__Task__
Check every line of the material below for the string "subtitle", and return the ones that have it.

□ □ □

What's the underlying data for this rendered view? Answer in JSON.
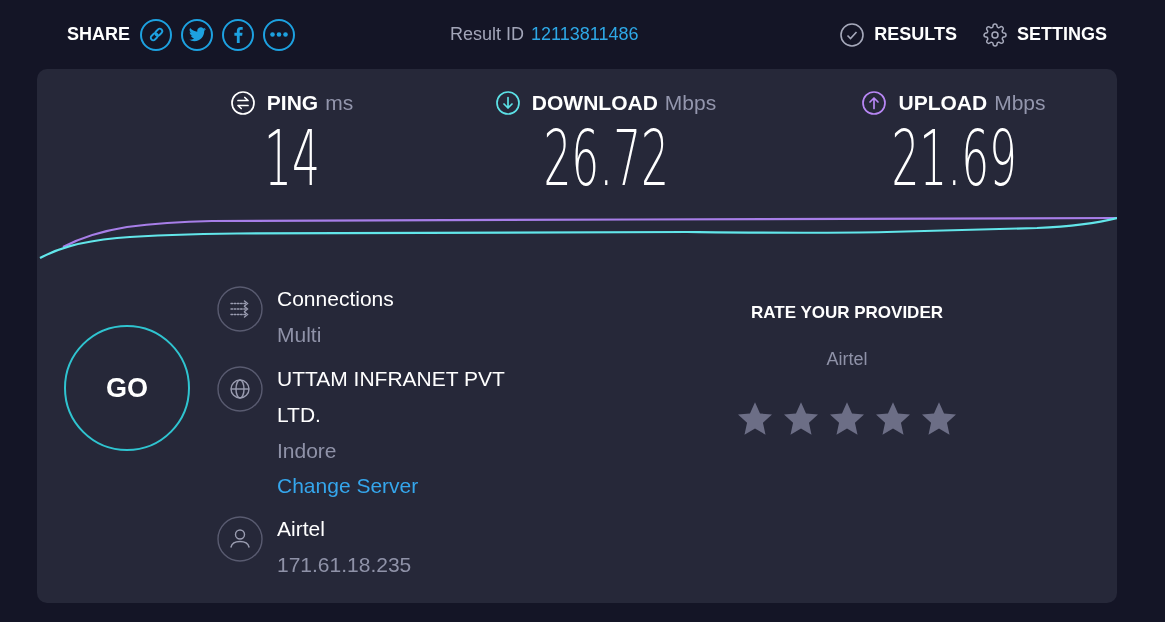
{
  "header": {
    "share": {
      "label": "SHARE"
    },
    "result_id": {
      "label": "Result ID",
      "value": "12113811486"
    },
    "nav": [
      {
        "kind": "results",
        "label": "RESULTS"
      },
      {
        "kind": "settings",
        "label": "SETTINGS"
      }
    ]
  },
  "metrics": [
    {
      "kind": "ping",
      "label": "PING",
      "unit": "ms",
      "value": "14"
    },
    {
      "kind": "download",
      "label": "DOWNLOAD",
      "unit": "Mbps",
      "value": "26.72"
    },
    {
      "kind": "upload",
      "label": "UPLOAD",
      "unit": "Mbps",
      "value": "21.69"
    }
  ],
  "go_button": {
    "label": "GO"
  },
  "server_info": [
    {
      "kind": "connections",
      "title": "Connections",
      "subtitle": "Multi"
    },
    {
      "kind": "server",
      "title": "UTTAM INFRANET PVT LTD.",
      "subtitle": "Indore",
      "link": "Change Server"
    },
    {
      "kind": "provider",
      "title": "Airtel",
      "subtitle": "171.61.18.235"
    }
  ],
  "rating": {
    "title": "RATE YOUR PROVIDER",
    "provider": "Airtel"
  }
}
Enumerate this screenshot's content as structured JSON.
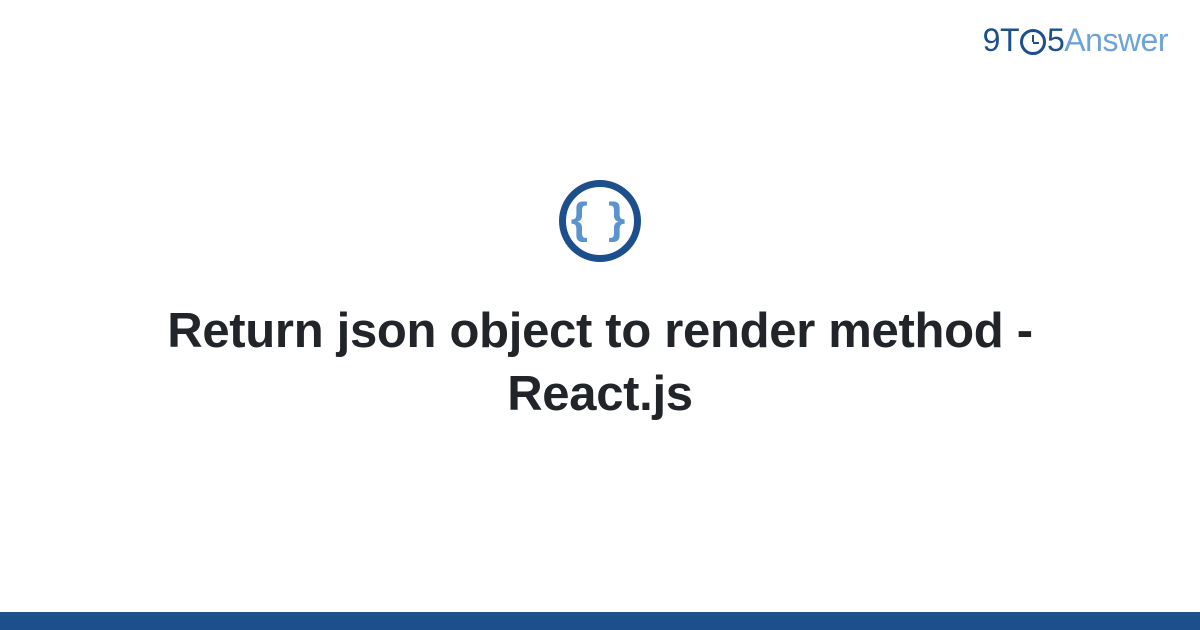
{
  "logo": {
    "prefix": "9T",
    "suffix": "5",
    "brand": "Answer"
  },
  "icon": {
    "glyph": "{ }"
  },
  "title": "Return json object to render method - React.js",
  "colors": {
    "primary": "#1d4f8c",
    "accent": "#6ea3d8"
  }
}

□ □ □

__Output for this exercise__
      "subtitle": "Multi"
      "subtitle": "Indore",
      "subtitle": "171.61.18.235"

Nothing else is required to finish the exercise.